Outdoor workers face many potential dangers in their line of work, from machinery injuries to working along the side of a busy road, but one danger they can’t see is the sun’s ultraviolet rays. It’s easy to overlook sun protection at a busy worksite. They spend many hours in the mid-day sun, which is a major risk factor for all skin cancers, including the most serious, melanoma.
Yes, moles are common and almost every adult has a few of them on their body. Adults who have light skin often have more moles but it is normal to have 10 to 40 moles on their skin. Most moles appear on the skin during childhood and adolescence and will grow as the child (or teen) grows.
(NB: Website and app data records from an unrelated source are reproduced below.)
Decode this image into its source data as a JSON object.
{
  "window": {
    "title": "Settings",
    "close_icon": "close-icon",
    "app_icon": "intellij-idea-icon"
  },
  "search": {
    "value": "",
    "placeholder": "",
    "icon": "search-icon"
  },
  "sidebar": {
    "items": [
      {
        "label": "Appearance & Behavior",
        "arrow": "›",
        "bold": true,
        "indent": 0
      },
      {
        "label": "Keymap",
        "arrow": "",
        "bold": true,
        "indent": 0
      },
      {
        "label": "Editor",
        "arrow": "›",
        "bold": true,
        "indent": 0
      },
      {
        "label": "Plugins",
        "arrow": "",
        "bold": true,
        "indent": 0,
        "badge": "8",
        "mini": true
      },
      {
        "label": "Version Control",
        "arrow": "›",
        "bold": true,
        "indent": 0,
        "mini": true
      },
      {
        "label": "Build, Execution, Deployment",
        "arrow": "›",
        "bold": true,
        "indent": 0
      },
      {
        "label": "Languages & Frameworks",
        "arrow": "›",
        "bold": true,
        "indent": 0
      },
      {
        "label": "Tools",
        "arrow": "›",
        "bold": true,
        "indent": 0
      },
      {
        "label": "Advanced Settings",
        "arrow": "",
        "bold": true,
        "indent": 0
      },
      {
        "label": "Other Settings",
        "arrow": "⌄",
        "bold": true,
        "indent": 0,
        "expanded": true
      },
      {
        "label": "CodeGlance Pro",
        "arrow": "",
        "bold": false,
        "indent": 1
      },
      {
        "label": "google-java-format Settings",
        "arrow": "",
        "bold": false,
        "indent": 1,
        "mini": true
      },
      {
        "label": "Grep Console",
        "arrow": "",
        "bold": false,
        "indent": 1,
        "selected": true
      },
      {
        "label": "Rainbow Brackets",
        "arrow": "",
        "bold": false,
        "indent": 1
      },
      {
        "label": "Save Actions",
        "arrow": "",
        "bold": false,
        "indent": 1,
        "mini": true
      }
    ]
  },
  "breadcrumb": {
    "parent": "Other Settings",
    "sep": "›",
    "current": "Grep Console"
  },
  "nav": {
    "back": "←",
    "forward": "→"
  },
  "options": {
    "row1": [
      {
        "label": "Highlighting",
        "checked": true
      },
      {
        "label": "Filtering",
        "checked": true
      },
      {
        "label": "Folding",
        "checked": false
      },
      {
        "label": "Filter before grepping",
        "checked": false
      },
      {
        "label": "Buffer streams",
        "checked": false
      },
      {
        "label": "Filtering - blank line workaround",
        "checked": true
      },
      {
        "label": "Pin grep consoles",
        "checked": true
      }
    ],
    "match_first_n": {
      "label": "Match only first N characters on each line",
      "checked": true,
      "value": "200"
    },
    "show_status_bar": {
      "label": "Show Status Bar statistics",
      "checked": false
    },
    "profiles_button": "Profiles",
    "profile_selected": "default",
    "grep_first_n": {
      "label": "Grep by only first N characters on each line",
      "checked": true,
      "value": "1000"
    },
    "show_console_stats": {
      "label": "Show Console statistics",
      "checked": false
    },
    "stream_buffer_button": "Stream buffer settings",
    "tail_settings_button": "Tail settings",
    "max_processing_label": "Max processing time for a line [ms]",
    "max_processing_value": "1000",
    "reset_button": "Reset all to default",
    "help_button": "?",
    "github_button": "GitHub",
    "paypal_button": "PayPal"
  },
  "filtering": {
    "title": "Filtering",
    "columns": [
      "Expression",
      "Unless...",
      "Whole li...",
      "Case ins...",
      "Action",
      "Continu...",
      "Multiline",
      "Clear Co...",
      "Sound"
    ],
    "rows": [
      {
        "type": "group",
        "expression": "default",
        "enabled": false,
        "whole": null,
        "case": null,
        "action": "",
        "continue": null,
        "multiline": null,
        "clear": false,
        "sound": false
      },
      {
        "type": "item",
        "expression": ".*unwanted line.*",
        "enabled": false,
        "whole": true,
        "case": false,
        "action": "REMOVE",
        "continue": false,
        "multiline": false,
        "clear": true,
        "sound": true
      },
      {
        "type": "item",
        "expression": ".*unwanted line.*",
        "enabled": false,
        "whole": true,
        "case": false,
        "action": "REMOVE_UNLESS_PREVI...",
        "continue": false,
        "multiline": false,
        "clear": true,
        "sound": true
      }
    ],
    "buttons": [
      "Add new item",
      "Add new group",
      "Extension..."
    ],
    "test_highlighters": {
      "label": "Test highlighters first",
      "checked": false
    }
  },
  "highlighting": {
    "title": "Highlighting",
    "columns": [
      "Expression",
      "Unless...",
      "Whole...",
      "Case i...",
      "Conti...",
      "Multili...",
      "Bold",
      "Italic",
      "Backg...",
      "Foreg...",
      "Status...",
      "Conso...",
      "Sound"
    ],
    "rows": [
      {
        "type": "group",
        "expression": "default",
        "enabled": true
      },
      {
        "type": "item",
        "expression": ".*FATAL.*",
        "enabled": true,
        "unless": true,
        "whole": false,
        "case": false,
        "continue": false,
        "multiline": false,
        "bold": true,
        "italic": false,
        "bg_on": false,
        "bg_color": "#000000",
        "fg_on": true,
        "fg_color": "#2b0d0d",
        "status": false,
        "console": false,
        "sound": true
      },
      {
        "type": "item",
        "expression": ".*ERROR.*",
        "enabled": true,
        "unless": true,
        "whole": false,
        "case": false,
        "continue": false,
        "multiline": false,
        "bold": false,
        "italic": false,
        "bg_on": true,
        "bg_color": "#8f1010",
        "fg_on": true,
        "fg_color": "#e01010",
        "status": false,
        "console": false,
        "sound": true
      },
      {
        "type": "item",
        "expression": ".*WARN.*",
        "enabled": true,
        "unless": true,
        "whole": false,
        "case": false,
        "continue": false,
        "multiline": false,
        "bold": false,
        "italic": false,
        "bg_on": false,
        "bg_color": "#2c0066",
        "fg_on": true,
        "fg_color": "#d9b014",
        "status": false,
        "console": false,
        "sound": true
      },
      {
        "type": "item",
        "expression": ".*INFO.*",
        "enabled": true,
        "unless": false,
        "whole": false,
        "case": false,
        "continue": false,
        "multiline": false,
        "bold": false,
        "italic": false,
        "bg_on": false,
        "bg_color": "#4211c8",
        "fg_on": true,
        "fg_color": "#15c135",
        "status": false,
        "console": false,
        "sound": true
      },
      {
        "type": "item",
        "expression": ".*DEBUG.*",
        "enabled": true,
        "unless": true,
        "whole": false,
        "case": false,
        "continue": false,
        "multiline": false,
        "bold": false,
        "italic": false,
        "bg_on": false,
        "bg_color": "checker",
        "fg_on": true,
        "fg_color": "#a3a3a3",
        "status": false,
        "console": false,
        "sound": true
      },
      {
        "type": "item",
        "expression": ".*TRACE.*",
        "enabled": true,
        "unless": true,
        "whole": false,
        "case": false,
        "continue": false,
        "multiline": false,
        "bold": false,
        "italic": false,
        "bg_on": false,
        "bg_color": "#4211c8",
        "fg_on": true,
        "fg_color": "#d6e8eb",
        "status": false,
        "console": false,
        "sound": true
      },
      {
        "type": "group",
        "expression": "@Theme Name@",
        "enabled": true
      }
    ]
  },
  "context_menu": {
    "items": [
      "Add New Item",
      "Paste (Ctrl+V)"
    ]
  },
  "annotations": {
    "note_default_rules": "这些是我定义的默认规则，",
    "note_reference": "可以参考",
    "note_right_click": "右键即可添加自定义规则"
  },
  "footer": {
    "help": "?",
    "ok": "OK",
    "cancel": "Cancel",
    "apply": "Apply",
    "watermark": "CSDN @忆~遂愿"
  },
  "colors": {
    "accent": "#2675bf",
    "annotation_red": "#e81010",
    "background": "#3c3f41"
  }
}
A dermatopathologist is a highly trained physician who specializes in diagnosing disorders of the skin under a microscope. They are a dermatologist or pathologist with extra board certification in evaluating skin, hair and nail diseases. In simpler terms, the dermatopathologist is a “Private Eye” using microscopic observations and information from your dermatologist to explain your skin issues.
Rosacea is a chronic inflammatory disease that affects nearly 16 million men and women nationwide. There are triggers that can make the disease worse and they can include extreme heat and cold, alcohol, spicy foods, and stress—to name a few. Avoiding these triggers when possible can help to prevent flares.
A full body exam, or skin cancer screening, is an evaluation of the skin done to identify suspicious spots for skin cancer. These types of evaluations are critical because they allow us to detect skin cancer earlier, when they are easier to treat.
All children, with very few exceptions, will develop moles during the course of their childhood and adolescence. It is also normal for moles to increase in size as a child grows; darken in the summer and lighten in the winter. Some moles will completely fade away. When should we as parents be concerned about a certain mole? Here are some warning signs that warrant prompt attention by a dermatologist.
Acne is the most common skin condition in the United States. Acne is not limited to teenagers. Adults can develop acne in their 20s, 30s, 40s, and beyond. There are many effective treatments but unfortunately there are many myths about acne that can make it difficult for a person to get the proper care. Treating acne early in its course helps to minimize the risk of scarring and discoloration and improves a person’s self esteem.
Mohs micrographic surgery has set a new standard in skin cancer treatment. An increasing number of physicians are performing Mohs surgery, which is now widely accepted as the most effective treatment for most types of skin cancer. However, not all Mohs surgeons receive the same level of training as Dr. Shurman, a fellowship trained Mohs surgeon.